◆ **Work task**
Go through the material below line by line and count those containing "以色列将关闭驻爱尔兰大使馆". Write the count and nothing more.

◆ **Supplied records**
---

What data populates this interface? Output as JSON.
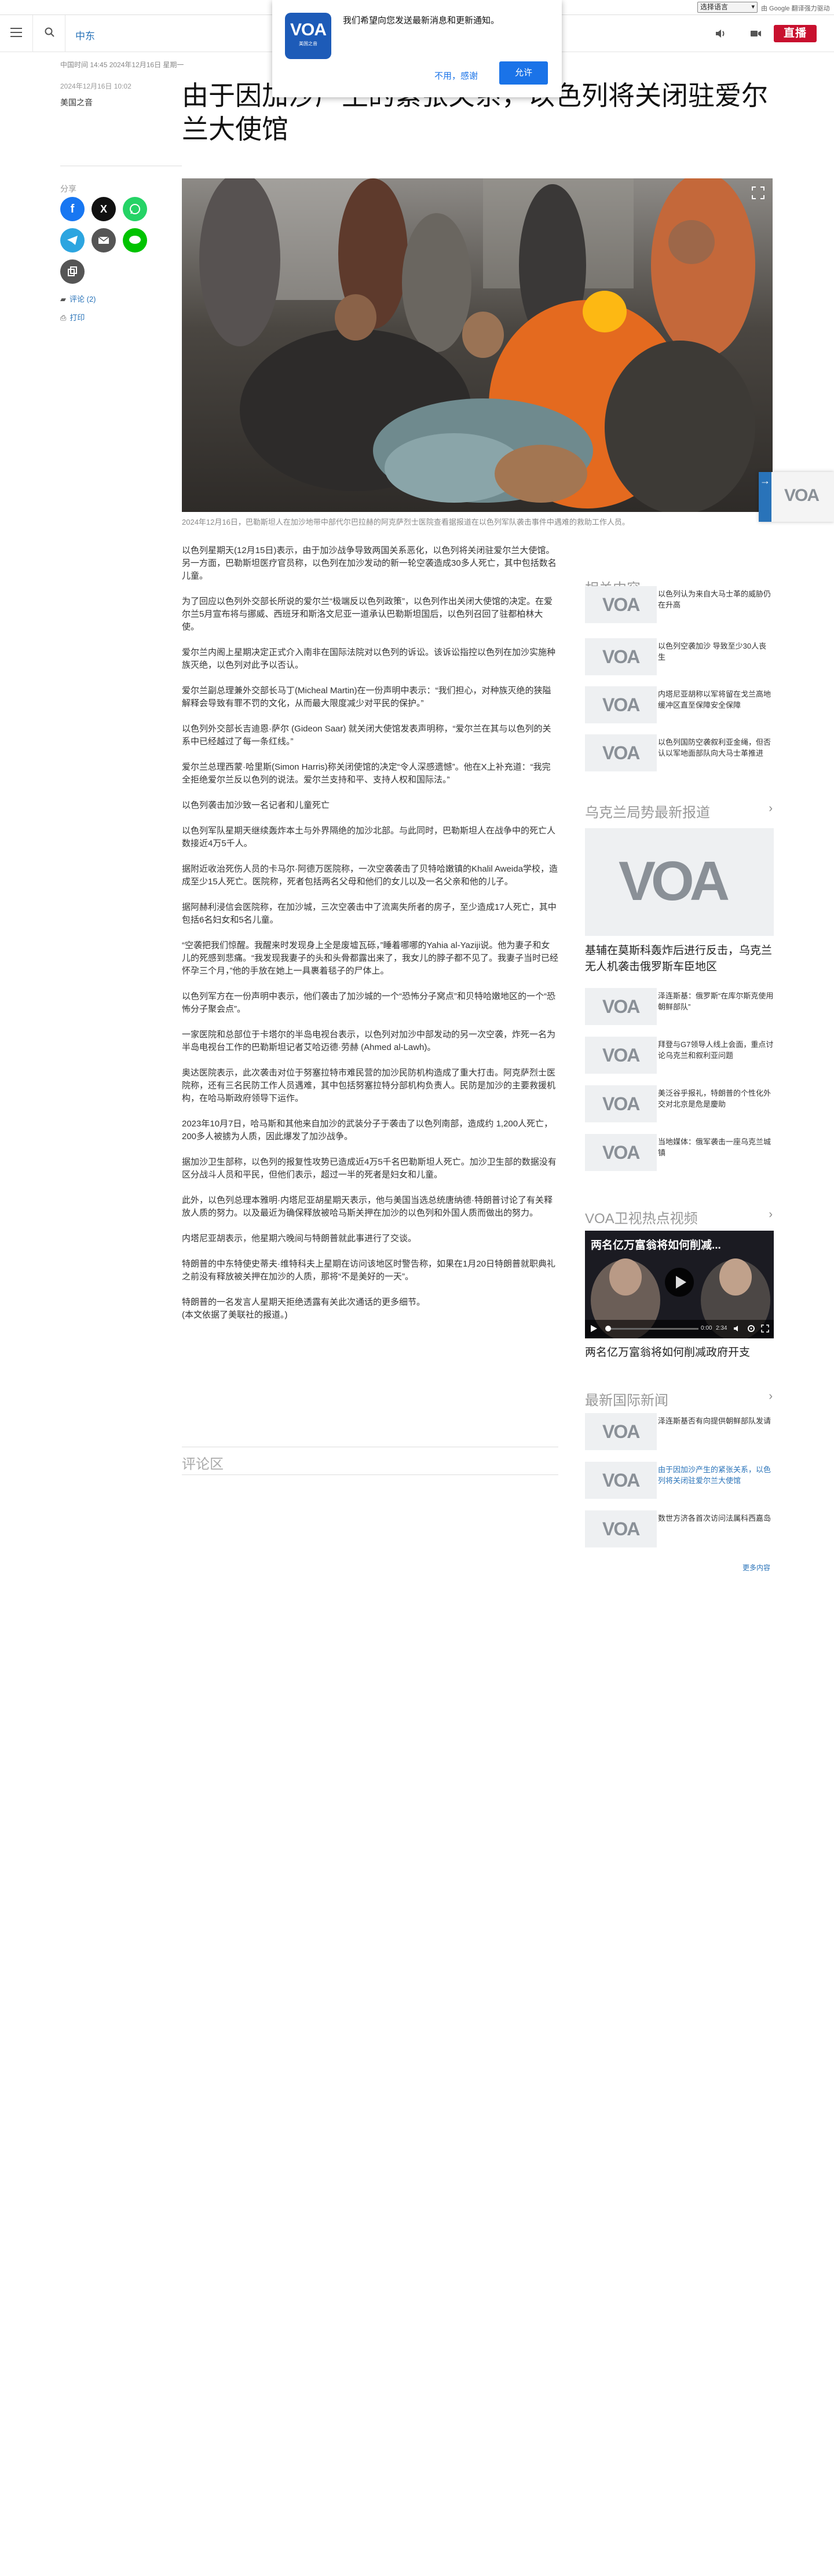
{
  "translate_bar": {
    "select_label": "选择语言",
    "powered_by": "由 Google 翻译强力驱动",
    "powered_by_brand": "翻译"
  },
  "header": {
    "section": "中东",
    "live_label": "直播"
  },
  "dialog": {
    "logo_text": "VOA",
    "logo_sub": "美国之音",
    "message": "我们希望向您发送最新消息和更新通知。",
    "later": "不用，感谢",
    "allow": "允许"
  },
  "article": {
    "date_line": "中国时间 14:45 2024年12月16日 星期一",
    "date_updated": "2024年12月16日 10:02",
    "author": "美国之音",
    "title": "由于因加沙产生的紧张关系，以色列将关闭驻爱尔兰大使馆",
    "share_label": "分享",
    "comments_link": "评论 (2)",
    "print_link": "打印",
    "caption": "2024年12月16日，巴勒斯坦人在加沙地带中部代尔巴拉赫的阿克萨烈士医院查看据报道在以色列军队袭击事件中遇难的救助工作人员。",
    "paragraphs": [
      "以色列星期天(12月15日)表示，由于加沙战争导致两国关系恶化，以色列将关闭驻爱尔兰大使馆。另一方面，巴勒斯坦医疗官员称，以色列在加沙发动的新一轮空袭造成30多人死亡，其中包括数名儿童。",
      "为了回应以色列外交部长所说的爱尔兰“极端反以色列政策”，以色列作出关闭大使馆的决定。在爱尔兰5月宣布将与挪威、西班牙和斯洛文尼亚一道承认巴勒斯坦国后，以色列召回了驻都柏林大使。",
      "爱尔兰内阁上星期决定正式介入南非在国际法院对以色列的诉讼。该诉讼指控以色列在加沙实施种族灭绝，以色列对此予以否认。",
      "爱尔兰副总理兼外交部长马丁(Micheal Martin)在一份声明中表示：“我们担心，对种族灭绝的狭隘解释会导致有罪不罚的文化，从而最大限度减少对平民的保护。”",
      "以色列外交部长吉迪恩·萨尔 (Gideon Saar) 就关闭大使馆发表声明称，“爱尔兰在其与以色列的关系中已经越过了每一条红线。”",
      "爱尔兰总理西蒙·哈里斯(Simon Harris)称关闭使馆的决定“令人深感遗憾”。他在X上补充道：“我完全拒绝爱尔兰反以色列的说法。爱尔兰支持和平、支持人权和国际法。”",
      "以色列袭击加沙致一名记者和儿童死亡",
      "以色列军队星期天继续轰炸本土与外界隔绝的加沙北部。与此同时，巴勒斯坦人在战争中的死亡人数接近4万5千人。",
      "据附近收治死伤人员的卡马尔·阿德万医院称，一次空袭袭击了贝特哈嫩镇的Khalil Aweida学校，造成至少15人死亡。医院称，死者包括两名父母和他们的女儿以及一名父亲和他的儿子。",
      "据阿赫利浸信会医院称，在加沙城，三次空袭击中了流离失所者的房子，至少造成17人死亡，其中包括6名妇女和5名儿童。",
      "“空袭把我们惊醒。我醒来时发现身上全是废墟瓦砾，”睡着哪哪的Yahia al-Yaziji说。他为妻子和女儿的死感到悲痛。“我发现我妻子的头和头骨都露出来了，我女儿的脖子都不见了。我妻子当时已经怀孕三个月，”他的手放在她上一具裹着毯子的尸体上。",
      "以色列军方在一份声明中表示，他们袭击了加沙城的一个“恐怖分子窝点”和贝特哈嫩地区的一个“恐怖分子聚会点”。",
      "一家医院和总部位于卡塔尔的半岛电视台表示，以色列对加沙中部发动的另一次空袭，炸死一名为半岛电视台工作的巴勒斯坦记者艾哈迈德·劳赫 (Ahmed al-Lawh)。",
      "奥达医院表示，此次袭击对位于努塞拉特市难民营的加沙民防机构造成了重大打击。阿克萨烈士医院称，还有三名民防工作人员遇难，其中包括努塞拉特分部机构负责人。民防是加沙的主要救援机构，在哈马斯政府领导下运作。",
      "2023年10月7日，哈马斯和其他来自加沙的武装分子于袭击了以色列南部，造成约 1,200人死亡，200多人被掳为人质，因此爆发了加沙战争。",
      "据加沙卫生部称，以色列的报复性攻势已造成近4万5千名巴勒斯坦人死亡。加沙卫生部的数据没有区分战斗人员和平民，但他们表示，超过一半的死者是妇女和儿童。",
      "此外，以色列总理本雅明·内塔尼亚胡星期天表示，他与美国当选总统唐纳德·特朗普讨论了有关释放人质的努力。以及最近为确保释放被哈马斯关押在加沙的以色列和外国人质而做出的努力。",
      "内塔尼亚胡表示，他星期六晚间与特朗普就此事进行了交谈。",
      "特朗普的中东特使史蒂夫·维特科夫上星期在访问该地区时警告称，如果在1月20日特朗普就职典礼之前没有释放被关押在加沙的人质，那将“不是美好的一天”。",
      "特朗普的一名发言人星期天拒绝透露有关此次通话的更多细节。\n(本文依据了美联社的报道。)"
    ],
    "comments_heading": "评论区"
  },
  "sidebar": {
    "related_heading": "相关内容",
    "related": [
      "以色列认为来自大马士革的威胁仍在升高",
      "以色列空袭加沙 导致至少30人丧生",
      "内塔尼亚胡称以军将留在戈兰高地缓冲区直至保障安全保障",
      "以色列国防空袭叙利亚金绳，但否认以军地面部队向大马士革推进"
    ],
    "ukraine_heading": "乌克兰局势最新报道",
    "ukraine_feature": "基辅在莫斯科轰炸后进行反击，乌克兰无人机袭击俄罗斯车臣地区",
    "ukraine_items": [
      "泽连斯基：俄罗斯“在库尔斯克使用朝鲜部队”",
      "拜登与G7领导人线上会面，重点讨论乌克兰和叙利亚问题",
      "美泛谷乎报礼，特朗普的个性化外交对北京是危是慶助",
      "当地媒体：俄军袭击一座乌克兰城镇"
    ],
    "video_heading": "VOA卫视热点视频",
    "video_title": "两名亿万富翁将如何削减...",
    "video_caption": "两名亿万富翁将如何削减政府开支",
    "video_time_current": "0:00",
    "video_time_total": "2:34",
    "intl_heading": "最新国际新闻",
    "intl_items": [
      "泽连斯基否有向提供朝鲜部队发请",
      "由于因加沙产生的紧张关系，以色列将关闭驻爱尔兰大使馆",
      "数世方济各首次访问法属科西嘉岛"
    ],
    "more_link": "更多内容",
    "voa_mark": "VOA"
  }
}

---

◆ **Task output**
3